## WHAT TO WORK ON
Give back every record word for word, but keep the pictures out.
..............................
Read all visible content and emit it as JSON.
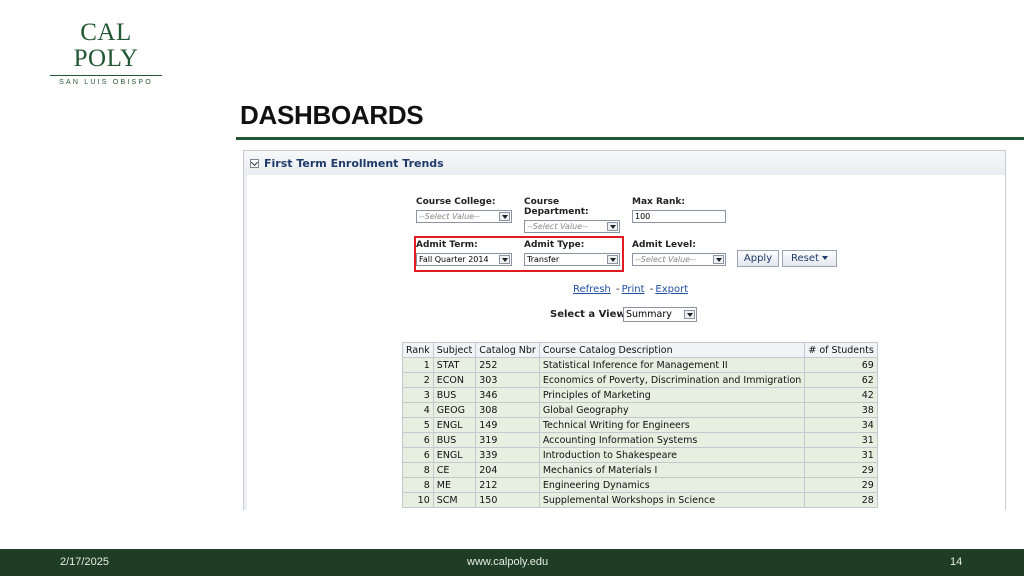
{
  "logo": {
    "main": "CAL POLY",
    "sub": "SAN LUIS OBISPO"
  },
  "slide": {
    "title": "DASHBOARDS"
  },
  "panel": {
    "title": "First Term Enrollment Trends"
  },
  "prompts": {
    "course_college": {
      "label": "Course College:",
      "value": "--Select Value--"
    },
    "course_department": {
      "label": "Course Department:",
      "value": "--Select Value--"
    },
    "max_rank": {
      "label": "Max Rank:",
      "value": "100"
    },
    "admit_term": {
      "label": "Admit Term:",
      "value": "Fall Quarter 2014"
    },
    "admit_type": {
      "label": "Admit Type:",
      "value": "Transfer"
    },
    "admit_level": {
      "label": "Admit Level:",
      "value": "--Select Value--"
    }
  },
  "buttons": {
    "apply": "Apply",
    "reset": "Reset"
  },
  "links": {
    "refresh": "Refresh",
    "print": "Print",
    "export": "Export",
    "separator": "-"
  },
  "view": {
    "label": "Select a View:",
    "value": "Summary"
  },
  "table": {
    "headers": [
      "Rank",
      "Subject",
      "Catalog Nbr",
      "Course Catalog Description",
      "# of Students"
    ],
    "rows": [
      [
        "1",
        "STAT",
        "252",
        "Statistical Inference for Management II",
        "69"
      ],
      [
        "2",
        "ECON",
        "303",
        "Economics of Poverty, Discrimination and Immigration",
        "62"
      ],
      [
        "3",
        "BUS",
        "346",
        "Principles of Marketing",
        "42"
      ],
      [
        "4",
        "GEOG",
        "308",
        "Global Geography",
        "38"
      ],
      [
        "5",
        "ENGL",
        "149",
        "Technical Writing for Engineers",
        "34"
      ],
      [
        "6",
        "BUS",
        "319",
        "Accounting Information Systems",
        "31"
      ],
      [
        "6",
        "ENGL",
        "339",
        "Introduction to Shakespeare",
        "31"
      ],
      [
        "8",
        "CE",
        "204",
        "Mechanics of Materials I",
        "29"
      ],
      [
        "8",
        "ME",
        "212",
        "Engineering Dynamics",
        "29"
      ],
      [
        "10",
        "SCM",
        "150",
        "Supplemental Workshops in Science",
        "28"
      ]
    ]
  },
  "footer": {
    "date": "2/17/2025",
    "url": "www.calpoly.edu",
    "page": "14"
  },
  "colors": {
    "brand_green": "#215732",
    "footer_bg": "#1f3d24",
    "highlight": "#e01b24",
    "row_bg": "#e7efe0"
  }
}
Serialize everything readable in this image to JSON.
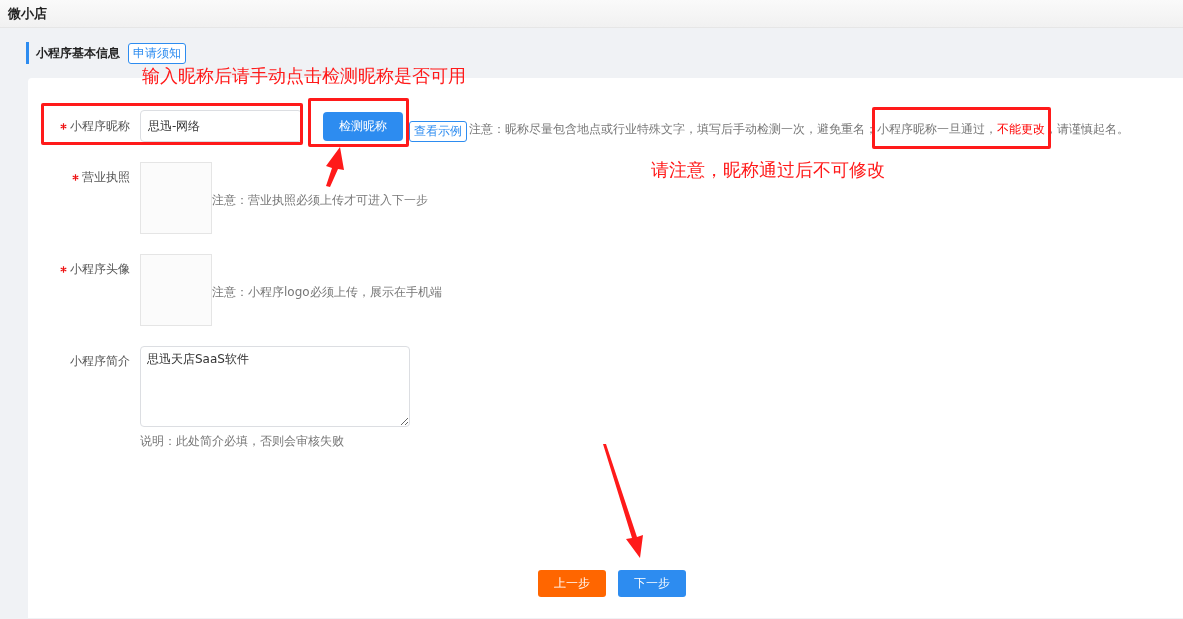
{
  "app_title": "微小店",
  "section": {
    "title": "小程序基本信息",
    "help_button": "申请须知"
  },
  "form": [
    {
      "kind": "nickname",
      "label": "小程序昵称",
      "required": true,
      "value": "思迅-网络",
      "check_button": "检测昵称",
      "example_button": "查看示例",
      "note": [
        {
          "text": "注意：昵称尽量包含地点或行业特殊文字，填写后手动检测一次，避免重名；",
          "warning": false
        },
        {
          "text": "小程序昵称一旦通过，",
          "warning": false
        },
        {
          "text": "不能更改",
          "warning": true
        },
        {
          "text": "，请谨慎起名。",
          "warning": false
        }
      ]
    },
    {
      "kind": "upload",
      "label": "营业执照",
      "required": true,
      "note": "注意：营业执照必须上传才可进入下一步"
    },
    {
      "kind": "upload",
      "label": "小程序头像",
      "required": true,
      "note": "注意：小程序logo必须上传，展示在手机端"
    },
    {
      "kind": "textarea",
      "label": "小程序简介",
      "required": false,
      "value": "思迅天店SaaS软件",
      "hint": "说明：此处简介必填，否则会审核失败"
    }
  ],
  "buttons": [
    {
      "kind": "prev",
      "label": "上一步"
    },
    {
      "kind": "next",
      "label": "下一步"
    }
  ],
  "annotations": [
    "输入昵称后请手动点击检测昵称是否可用",
    "请注意，昵称通过后不可修改"
  ]
}
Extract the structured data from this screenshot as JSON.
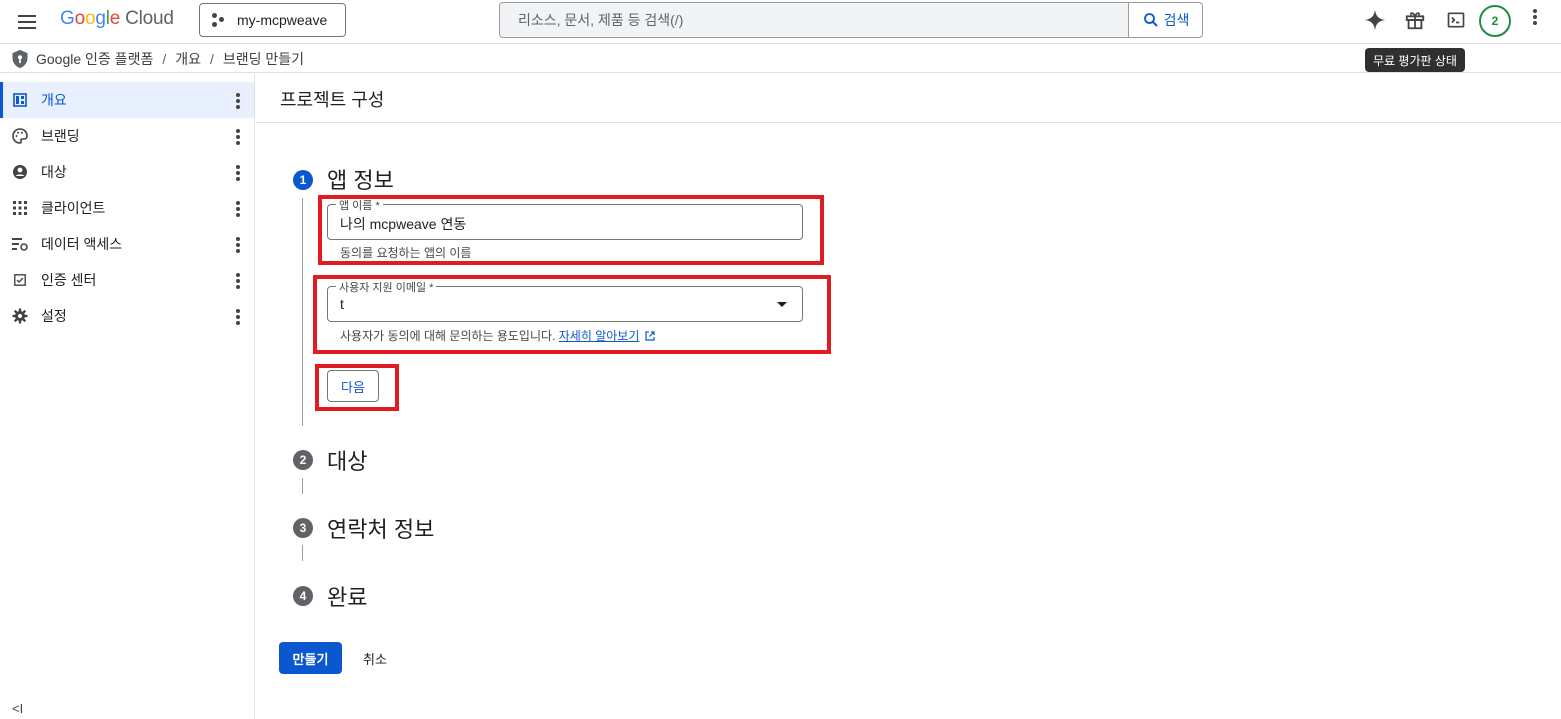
{
  "header": {
    "logo_word": "Google",
    "logo_suffix": "Cloud",
    "project": "my-mcpweave",
    "search_placeholder": "리소스, 문서, 제품 등 검색(/)",
    "search_button": "검색",
    "avatar_badge": "2",
    "tooltip": "무료 평가판 상태"
  },
  "breadcrumbs": [
    "Google 인증 플랫폼",
    "개요",
    "브랜딩 만들기"
  ],
  "sidebar": {
    "items": [
      {
        "label": "개요",
        "icon": "dashboard-icon",
        "active": true
      },
      {
        "label": "브랜딩",
        "icon": "palette-icon"
      },
      {
        "label": "대상",
        "icon": "account-circle-icon"
      },
      {
        "label": "클라이언트",
        "icon": "apps-grid-icon"
      },
      {
        "label": "데이터 액세스",
        "icon": "data-access-icon"
      },
      {
        "label": "인증 센터",
        "icon": "checkbox-icon"
      },
      {
        "label": "설정",
        "icon": "gear-icon"
      }
    ],
    "collapse_glyph": "<I"
  },
  "main": {
    "title": "프로젝트 구성",
    "steps": [
      {
        "number": "1",
        "title": "앱 정보"
      },
      {
        "number": "2",
        "title": "대상"
      },
      {
        "number": "3",
        "title": "연락처 정보"
      },
      {
        "number": "4",
        "title": "완료"
      }
    ],
    "app_name": {
      "label": "앱 이름 *",
      "value": "나의 mcpweave 연동",
      "helper": "동의를 요청하는 앱의 이름"
    },
    "support_email": {
      "label": "사용자 지원 이메일 *",
      "value": "t",
      "helper": "사용자가 동의에 대해 문의하는 용도입니다.",
      "link": "자세히 알아보기"
    },
    "next_button": "다음",
    "create_button": "만들기",
    "cancel_button": "취소"
  },
  "colors": {
    "accent": "#0b57d0",
    "highlight_box": "#e01b22",
    "avatar_ring": "#1e8e3e"
  }
}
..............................
## EXPECTED ANSWER
Read all visible content and emit it as JSON.
{
  "logo": {
    "main": "CAL POLY",
    "sub": "SAN LUIS OBISPO"
  },
  "slide": {
    "title": "DASHBOARDS"
  },
  "panel": {
    "title": "First Term Enrollment Trends"
  },
  "prompts": {
    "course_college": {
      "label": "Course College:",
      "value": "--Select Value--"
    },
    "course_department": {
      "label": "Course Department:",
      "value": "--Select Value--"
    },
    "max_rank": {
      "label": "Max Rank:",
      "value": "100"
    },
    "admit_term": {
      "label": "Admit Term:",
      "value": "Fall Quarter 2014"
    },
    "admit_type": {
      "label": "Admit Type:",
      "value": "Transfer"
    },
    "admit_level": {
      "label": "Admit Level:",
      "value": "--Select Value--"
    }
  },
  "buttons": {
    "apply": "Apply",
    "reset": "Reset"
  },
  "links": {
    "refresh": "Refresh",
    "print": "Print",
    "export": "Export",
    "separator": "-"
  },
  "view": {
    "label": "Select a View:",
    "value": "Summary"
  },
  "table": {
    "headers": [
      "Rank",
      "Subject",
      "Catalog Nbr",
      "Course Catalog Description",
      "# of Students"
    ],
    "rows": [
      [
        "1",
        "STAT",
        "252",
        "Statistical Inference for Management II",
        "69"
      ],
      [
        "2",
        "ECON",
        "303",
        "Economics of Poverty, Discrimination and Immigration",
        "62"
      ],
      [
        "3",
        "BUS",
        "346",
        "Principles of Marketing",
        "42"
      ],
      [
        "4",
        "GEOG",
        "308",
        "Global Geography",
        "38"
      ],
      [
        "5",
        "ENGL",
        "149",
        "Technical Writing for Engineers",
        "34"
      ],
      [
        "6",
        "BUS",
        "319",
        "Accounting Information Systems",
        "31"
      ],
      [
        "6",
        "ENGL",
        "339",
        "Introduction to Shakespeare",
        "31"
      ],
      [
        "8",
        "CE",
        "204",
        "Mechanics of Materials I",
        "29"
      ],
      [
        "8",
        "ME",
        "212",
        "Engineering Dynamics",
        "29"
      ],
      [
        "10",
        "SCM",
        "150",
        "Supplemental Workshops in Science",
        "28"
      ]
    ]
  },
  "footer": {
    "date": "2/17/2025",
    "url": "www.calpoly.edu",
    "page": "14"
  },
  "colors": {
    "brand_green": "#215732",
    "footer_bg": "#1f3d24",
    "highlight": "#e01b24",
    "row_bg": "#e7efe0"
  }
}
Serialize everything readable in this image to JSON.
{
  "app_title": "微小店",
  "section": {
    "title": "小程序基本信息",
    "help_button": "申请须知"
  },
  "form": [
    {
      "kind": "nickname",
      "label": "小程序昵称",
      "required": true,
      "value": "思迅-网络",
      "check_button": "检测昵称",
      "example_button": "查看示例",
      "note": [
        {
          "text": "注意：昵称尽量包含地点或行业特殊文字，填写后手动检测一次，避免重名；",
          "warning": false
        },
        {
          "text": "小程序昵称一旦通过，",
          "warning": false
        },
        {
          "text": "不能更改",
          "warning": true
        },
        {
          "text": "，请谨慎起名。",
          "warning": false
        }
      ]
    },
    {
      "kind": "upload",
      "label": "营业执照",
      "required": true,
      "note": "注意：营业执照必须上传才可进入下一步"
    },
    {
      "kind": "upload",
      "label": "小程序头像",
      "required": true,
      "note": "注意：小程序logo必须上传，展示在手机端"
    },
    {
      "kind": "textarea",
      "label": "小程序简介",
      "required": false,
      "value": "思迅天店SaaS软件",
      "hint": "说明：此处简介必填，否则会审核失败"
    }
  ],
  "buttons": [
    {
      "kind": "prev",
      "label": "上一步"
    },
    {
      "kind": "next",
      "label": "下一步"
    }
  ],
  "annotations": [
    "输入昵称后请手动点击检测昵称是否可用",
    "请注意，昵称通过后不可修改"
  ]
}
Extract the structured data from this screenshot as JSON.
{
  "header": {
    "logo_word": "Google",
    "logo_suffix": "Cloud",
    "project": "my-mcpweave",
    "search_placeholder": "리소스, 문서, 제품 등 검색(/)",
    "search_button": "검색",
    "avatar_badge": "2",
    "tooltip": "무료 평가판 상태"
  },
  "breadcrumbs": [
    "Google 인증 플랫폼",
    "개요",
    "브랜딩 만들기"
  ],
  "sidebar": {
    "items": [
      {
        "label": "개요",
        "icon": "dashboard-icon",
        "active": true
      },
      {
        "label": "브랜딩",
        "icon": "palette-icon"
      },
      {
        "label": "대상",
        "icon": "account-circle-icon"
      },
      {
        "label": "클라이언트",
        "icon": "apps-grid-icon"
      },
      {
        "label": "데이터 액세스",
        "icon": "data-access-icon"
      },
      {
        "label": "인증 센터",
        "icon": "checkbox-icon"
      },
      {
        "label": "설정",
        "icon": "gear-icon"
      }
    ],
    "collapse_glyph": "<I"
  },
  "main": {
    "title": "프로젝트 구성",
    "steps": [
      {
        "number": "1",
        "title": "앱 정보"
      },
      {
        "number": "2",
        "title": "대상"
      },
      {
        "number": "3",
        "title": "연락처 정보"
      },
      {
        "number": "4",
        "title": "완료"
      }
    ],
    "app_name": {
      "label": "앱 이름 *",
      "value": "나의 mcpweave 연동",
      "helper": "동의를 요청하는 앱의 이름"
    },
    "support_email": {
      "label": "사용자 지원 이메일 *",
      "value": "t",
      "helper": "사용자가 동의에 대해 문의하는 용도입니다.",
      "link": "자세히 알아보기"
    },
    "next_button": "다음",
    "create_button": "만들기",
    "cancel_button": "취소"
  },
  "colors": {
    "accent": "#0b57d0",
    "highlight_box": "#e01b22",
    "avatar_ring": "#1e8e3e"
  }
}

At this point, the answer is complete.